Hundreds turn out for Staten Island autism resource fair : In the first 20 minutes of the Stand Together Resource Fair for Autism Services Joanne Gerenser was approached by seven families of autistic people who were not receiving any services outside of school.
“In 20 minutes, seven lives will be changed,” Dr. Gerenser, executive director of the Eden II programs, said.
That was the goal of the event, organized by Borough President James Molinaro and held at the Michael J. Petrides Educational Complex — to help connect families with resources they are entitled to access.
“You’re never going to be standing alone,” Molinaro told the crowd at the event. “Don’t ever feel that there aren’t people here to help you.”
There were about 50 service providers and vendors at the event, and more than 800 people visited the fair over the course of four hours. Families could chat with experts about the Medicaid waiver they need to access services, or sit in on seminars about breakthroughs in education or technology.
Molinaro organized the fair with his Autism Committee, which brings together service providers ranging from private foundations to the Department of Education. The news that seven families had been helped just minutes into the fair, and a hand-crafted thank you poster from a woman who had written to him for help, had Molinaro beaming.
“My day is made,” he said. “My day is made.”
Molinaro said next step will be to continue raising awareness of the impact of autism on the Island. “Autism is not a disease that affects one person — it affects the whole family,” he said.
Siblings might not understand why one child gets more attention, Molinaro said, and parents must become caretakers 24/7. He wants to create a summer camp where parents can send their child for a few days and know they are safe, in order to give them a break.
It’s also vital to establish residential options here, Molinaro said, so parents can be know their children will be safe after they die. He cited examples of parents killing their autistic children and themselves out of despair about the future.
“We’re a civilized society — that should never happen,” he said. “We have a responsibility, if not legal, than moral. We have a moral responsibility to care for these citizens.”
Dana Tafuri of Eltingville visited the fair with her husband, John, and their four children — two of whom are on the Autism Spectrum. She said the fair was the best place to find out about new services and programs. It was important to her to bring the whole family.
“We want the children who are not on the spectrum to come out and see this is a cause,” Mrs. Tafuri said. “This is real. This is not just something you experience in your house everyday.
Hundreds attended the Stand Together Resource Fair for Autism Services at the Michael J. Petrides Educational Complex, Sunnyside.(Staten Island Advance/Hilton Flores)
Eleanor Rosen, of Eltingville, wanted to learn more about health insurance for autism and recreational programs for her son, Matthew, who is hoping to play golf this summer.

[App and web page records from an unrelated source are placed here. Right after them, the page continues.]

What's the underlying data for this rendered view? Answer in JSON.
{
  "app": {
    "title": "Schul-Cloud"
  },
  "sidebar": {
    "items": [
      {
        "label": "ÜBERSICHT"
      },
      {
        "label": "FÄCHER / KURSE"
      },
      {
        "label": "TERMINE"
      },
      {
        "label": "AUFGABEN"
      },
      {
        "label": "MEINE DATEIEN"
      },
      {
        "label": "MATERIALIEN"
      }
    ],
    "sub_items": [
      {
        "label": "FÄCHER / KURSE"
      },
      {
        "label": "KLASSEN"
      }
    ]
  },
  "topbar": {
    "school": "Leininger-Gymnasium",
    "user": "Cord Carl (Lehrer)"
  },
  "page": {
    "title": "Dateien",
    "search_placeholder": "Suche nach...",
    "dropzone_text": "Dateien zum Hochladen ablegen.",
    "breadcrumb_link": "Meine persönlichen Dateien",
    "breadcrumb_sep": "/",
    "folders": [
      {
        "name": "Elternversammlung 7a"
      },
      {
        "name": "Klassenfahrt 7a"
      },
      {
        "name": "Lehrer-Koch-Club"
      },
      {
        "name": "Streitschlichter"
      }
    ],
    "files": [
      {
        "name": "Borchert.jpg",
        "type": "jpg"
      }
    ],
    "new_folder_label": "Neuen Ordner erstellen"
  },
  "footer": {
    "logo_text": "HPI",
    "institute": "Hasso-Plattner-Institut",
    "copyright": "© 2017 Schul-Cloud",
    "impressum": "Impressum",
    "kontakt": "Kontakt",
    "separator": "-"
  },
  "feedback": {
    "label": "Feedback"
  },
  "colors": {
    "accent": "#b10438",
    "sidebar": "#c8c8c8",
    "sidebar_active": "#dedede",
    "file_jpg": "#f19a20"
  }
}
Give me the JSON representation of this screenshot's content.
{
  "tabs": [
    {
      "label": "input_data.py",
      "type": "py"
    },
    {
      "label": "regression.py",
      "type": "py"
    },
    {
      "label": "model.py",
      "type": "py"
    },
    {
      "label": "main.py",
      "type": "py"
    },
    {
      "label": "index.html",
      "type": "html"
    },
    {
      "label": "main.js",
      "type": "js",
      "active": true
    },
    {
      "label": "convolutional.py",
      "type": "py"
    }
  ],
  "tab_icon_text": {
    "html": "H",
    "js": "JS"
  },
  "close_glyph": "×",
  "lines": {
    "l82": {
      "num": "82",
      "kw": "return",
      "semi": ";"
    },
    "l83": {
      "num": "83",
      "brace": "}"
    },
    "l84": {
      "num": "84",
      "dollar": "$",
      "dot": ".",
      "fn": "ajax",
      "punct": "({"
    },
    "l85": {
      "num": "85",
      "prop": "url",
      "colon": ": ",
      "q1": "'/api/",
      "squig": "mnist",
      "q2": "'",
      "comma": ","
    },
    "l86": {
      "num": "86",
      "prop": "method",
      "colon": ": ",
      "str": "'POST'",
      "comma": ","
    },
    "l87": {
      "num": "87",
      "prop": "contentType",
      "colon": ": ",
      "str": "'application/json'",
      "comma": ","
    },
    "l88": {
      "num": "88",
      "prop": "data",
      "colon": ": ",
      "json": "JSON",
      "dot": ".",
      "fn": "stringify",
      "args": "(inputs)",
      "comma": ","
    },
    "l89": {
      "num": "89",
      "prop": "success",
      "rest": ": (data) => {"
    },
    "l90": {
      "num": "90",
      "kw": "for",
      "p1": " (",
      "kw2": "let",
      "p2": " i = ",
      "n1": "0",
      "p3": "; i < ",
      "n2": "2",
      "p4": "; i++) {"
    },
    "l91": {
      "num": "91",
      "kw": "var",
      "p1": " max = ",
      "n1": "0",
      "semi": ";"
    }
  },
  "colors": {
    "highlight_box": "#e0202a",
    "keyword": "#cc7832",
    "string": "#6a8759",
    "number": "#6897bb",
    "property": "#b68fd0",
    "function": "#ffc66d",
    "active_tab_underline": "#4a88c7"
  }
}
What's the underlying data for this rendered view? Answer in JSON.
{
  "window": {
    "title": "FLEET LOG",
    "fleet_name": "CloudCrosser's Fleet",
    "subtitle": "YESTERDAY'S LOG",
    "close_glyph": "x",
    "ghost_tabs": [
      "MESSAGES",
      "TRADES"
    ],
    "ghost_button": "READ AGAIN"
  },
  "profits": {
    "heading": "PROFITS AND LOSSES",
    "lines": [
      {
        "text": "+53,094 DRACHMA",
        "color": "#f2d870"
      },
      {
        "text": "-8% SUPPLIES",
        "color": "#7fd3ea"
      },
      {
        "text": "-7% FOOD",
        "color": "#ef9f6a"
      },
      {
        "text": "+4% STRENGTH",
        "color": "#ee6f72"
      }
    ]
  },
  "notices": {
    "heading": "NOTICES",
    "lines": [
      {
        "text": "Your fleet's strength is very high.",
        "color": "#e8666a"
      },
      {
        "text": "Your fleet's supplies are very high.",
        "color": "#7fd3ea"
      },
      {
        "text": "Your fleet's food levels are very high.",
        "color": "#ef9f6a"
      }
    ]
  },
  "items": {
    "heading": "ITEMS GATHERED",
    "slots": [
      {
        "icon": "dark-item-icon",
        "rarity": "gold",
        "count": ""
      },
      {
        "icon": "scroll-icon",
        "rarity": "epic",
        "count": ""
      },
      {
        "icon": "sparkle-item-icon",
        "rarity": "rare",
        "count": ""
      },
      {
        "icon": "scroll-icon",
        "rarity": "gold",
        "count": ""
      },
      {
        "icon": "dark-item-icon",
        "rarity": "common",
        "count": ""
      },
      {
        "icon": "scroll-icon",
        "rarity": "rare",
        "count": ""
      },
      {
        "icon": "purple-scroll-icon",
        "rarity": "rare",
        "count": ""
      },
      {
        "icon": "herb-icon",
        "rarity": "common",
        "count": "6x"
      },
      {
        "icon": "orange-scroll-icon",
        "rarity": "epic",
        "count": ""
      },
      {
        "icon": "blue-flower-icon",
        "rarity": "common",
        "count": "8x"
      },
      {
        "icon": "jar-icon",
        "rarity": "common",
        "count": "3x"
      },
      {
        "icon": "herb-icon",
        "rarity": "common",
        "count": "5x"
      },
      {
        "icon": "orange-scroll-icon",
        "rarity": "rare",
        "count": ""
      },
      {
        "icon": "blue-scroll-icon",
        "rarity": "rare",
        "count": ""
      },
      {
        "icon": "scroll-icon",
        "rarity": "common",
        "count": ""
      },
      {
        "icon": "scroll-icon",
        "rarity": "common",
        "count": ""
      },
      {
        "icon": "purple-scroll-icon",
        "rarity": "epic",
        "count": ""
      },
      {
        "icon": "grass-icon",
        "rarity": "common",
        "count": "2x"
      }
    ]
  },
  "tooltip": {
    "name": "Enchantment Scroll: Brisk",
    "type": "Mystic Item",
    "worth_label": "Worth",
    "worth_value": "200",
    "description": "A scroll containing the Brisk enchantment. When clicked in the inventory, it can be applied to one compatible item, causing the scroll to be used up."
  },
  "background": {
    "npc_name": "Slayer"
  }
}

“They have a lot to offer here,” she said. “This is helpful for parents.”
One seminar from behavior analyst Laura Kenneally focused on how technology — especially the iPad — can allow autistic people to better communicate.
Barbara D’Amora of Annadale said the iPad has helped her son Nick, 14. People often confuse his difficulty in communicating for a difficulty in thinking, Ms. D’Amora said. But recently, Nick told his mom he wanted a dog. She asked why, and he typed into his iPad, “Because they demand very little of me.”
Mrs. D’Amora was floored. And Nick now has a Cavalier King Charles Spaniel.
Jackie Tripodi, who works for Lifestyles for the Disabled and whose son has multiple disabilities, said the iPad is “priceless” tool for many disabled people, not just those with autism.
“It gives them an opportunity to be out in the community, to be productive members of society, to communicate,” Mrs. Tripodi said.
Molinaro’s office raffled off iPod Touch devices at the event — which can be used like iPads to help in communication.
There were lower-tech services on hand, too. Louis Raneri was offering information on a service he just started — Raneri Fitness, where he serves a personal trainer for those with special needs, who are often more sedentary than their typical peers.
“It’s so rewarding,” Raneri said.
Molinaro thanked the event’s sponsors, Northfield Bank, ShopRite, Costco, Dunkin Donuts, Richmond County Savings Bank and PC Richards, as well as the Advance and editor Brian Laline for highlighting the stories of Island families coping with autism in the newspaper and on its web site, www.silive.com, leading up to the forum.